But the worst example of this so called 'Selfie Mania' has to be of Courtney Sanford, 32 year old American woman who died in head-on collision seconds after uploading selfies of herself while driving and ‘happy’ status to Facebook to go with it. Turns out she wasn't careful enough to keel her eyes on the road and then she herself had to 'go'. Pun intended.

According to psychiatrists, every two out of three of all patients with Body Dysmorphic Disorder(BDD) since the rise of camera phones have compulsions to repeatedly take selfies. That does not mean people who often take pictures of themselves have BDD, but when this practice gets out of control, it’s clear that there are some issues taking place in the background.

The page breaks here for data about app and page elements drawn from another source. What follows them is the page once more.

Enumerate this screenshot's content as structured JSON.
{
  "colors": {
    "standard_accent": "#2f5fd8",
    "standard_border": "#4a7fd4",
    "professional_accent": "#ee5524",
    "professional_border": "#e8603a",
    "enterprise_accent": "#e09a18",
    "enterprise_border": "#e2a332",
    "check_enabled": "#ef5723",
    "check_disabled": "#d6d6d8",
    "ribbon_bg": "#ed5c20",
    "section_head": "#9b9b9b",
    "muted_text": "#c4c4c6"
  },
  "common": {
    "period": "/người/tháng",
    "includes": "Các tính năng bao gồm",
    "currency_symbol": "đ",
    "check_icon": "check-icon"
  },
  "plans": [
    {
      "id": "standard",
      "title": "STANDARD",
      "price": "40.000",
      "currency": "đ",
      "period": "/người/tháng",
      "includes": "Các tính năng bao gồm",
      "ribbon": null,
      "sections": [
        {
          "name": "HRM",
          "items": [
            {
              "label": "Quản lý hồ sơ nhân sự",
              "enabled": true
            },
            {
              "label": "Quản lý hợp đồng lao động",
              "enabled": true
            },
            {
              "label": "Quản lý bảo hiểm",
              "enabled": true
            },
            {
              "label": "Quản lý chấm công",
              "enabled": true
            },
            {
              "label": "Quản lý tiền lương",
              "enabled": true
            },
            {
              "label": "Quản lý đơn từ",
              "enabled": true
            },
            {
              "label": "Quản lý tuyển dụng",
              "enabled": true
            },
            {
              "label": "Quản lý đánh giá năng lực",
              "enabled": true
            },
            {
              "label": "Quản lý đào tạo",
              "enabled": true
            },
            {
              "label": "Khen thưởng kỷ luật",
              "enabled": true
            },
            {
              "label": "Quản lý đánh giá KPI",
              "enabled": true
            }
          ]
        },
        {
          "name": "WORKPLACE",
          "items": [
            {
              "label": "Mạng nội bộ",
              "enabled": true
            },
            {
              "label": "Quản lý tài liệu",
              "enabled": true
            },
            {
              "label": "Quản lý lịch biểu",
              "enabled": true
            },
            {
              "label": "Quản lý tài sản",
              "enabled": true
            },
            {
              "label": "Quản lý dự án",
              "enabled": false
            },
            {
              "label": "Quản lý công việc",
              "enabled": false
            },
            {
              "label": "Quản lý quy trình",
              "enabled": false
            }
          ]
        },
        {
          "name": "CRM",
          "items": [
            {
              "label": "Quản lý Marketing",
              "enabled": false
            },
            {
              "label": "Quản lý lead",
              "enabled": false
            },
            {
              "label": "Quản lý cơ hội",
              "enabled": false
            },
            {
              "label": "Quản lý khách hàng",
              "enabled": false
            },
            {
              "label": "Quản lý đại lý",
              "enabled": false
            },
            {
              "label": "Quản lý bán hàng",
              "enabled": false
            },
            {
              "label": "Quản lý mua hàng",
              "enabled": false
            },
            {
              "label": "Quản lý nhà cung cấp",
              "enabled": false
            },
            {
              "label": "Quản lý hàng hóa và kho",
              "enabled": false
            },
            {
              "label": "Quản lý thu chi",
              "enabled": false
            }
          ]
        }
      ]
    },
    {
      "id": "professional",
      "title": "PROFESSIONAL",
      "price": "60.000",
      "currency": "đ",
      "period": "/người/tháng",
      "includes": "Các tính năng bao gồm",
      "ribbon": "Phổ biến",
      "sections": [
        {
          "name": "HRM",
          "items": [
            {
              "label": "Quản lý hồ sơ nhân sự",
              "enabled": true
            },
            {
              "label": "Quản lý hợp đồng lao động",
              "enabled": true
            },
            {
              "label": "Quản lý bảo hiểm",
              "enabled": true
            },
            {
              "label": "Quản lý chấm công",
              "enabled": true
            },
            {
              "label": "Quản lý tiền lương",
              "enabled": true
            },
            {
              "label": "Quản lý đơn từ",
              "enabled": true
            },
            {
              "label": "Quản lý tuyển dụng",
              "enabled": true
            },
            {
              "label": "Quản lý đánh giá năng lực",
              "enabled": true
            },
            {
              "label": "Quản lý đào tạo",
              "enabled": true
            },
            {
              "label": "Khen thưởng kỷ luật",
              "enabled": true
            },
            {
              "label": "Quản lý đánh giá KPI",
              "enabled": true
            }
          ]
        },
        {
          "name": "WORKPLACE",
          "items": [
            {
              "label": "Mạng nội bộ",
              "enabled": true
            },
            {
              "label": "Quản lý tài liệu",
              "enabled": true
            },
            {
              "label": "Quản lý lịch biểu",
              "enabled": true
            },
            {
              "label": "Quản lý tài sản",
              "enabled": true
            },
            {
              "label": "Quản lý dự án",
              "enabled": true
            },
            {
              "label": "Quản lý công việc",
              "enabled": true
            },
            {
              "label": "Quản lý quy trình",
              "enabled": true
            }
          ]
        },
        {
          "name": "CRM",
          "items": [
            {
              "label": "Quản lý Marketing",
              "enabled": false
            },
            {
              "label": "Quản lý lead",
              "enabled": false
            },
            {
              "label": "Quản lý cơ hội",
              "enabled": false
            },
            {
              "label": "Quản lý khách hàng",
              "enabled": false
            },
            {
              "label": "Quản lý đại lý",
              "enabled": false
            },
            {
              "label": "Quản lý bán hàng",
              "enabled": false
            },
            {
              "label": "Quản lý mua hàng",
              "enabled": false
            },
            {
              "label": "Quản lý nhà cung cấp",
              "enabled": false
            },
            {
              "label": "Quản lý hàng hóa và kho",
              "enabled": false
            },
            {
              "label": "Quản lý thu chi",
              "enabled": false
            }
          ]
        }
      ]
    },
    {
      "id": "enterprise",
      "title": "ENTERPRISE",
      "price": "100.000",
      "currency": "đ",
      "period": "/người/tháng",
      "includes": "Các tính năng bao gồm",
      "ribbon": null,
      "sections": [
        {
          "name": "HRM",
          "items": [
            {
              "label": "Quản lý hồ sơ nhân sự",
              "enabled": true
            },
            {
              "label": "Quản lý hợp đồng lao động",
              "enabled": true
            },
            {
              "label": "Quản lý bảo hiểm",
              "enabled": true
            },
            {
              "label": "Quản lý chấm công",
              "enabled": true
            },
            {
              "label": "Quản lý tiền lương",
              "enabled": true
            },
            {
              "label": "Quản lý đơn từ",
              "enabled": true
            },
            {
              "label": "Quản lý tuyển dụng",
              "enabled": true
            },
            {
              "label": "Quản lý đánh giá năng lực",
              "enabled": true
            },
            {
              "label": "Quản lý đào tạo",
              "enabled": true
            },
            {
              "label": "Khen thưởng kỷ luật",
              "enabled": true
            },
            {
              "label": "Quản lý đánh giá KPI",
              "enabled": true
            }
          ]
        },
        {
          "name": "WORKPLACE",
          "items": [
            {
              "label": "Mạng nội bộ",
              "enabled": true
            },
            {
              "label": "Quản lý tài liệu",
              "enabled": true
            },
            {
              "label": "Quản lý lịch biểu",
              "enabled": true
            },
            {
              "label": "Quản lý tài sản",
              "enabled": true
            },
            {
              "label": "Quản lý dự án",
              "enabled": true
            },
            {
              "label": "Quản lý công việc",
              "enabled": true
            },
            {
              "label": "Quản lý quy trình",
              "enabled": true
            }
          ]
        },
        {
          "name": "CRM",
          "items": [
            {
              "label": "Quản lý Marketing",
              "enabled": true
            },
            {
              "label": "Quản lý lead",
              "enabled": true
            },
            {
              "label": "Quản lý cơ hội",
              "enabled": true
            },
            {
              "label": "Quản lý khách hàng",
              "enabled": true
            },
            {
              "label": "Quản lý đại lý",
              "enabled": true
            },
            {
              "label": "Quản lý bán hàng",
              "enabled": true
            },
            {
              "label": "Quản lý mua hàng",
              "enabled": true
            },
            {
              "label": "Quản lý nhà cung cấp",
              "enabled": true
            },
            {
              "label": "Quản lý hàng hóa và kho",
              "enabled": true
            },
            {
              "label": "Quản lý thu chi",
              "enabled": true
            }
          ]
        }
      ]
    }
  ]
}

Selfies frequently trigger perceptions of self-indulgence or attention seeking social dependence including narcissism to raise very low self-esteem. Basing their self-esteem on how many likes they have is a way for people to feed their ego. By all this, if it doesn't work out for certain people, social media is also feeding their feelings of inferiority.

Self-esteem is a very broad term for how good or bad we feel about ourselves, and it can generally vary as per time. For example, if you fail a test it may be upsetting, but ultimately a grade doesn’t determine who you are. People who have low self-esteem commonly have a very pessimistic outlook and are often quite self-critical, withdrawn socially, and are overwhelmed with feelings of inferiority.  A person with low self-esteem may place importance on their looks, thinking that taking and posting selfies will help them feel better. So they rather don't focus on more important ways of changing their negative self-image such as self-acceptance, self-compassion, and self-respect which is undesirable.

What now?

Albeit, not all people struggle with low self-esteem, it should be a reminder that what we see on social media- the beauty, the money, the glamour, the fake attitudes- are not the real things that give life a meaning. What people post is actually an illusion, only carved to to put people down. Sure, we see the rich and famous post pictures that can make anyone just a little jealous, but comparing ourselves to others will not fulfill us at the end of the day. Besides, the harm of hacking and stalking and gross misuse of our rather 'prized' selfies still lurks on. So in general, better be mindful of the reasons behind posting any picture on social networks, be it selfies or otherwise. Its always better to refrain from doing so for the ladies, for not just physical reasons, but also spiritual ones. If only people loved themselves the way they are and would be wise enough to keep it to themselves, too!

Dr. Aafreen Kotadiya
MGM University

Selfies are photos of a person which usually consist of up-close angles of a person’s face. The term selfie has become so immersed in our daily use vocabularies now, that not only has it officially entered into the Oxford English Dictionary, but “selfie” was Oxford English Dictionary’s Word of the Year for 2013. It is described as when an individual holds a camera or smartphone at arm’s length and takes a picture of their face. But honestly, some of these may come across as awkward. There tend to be various poses including the discrete pouting, the 'duck' face or lips pose, the funny-trying-to-be-cute face, etc.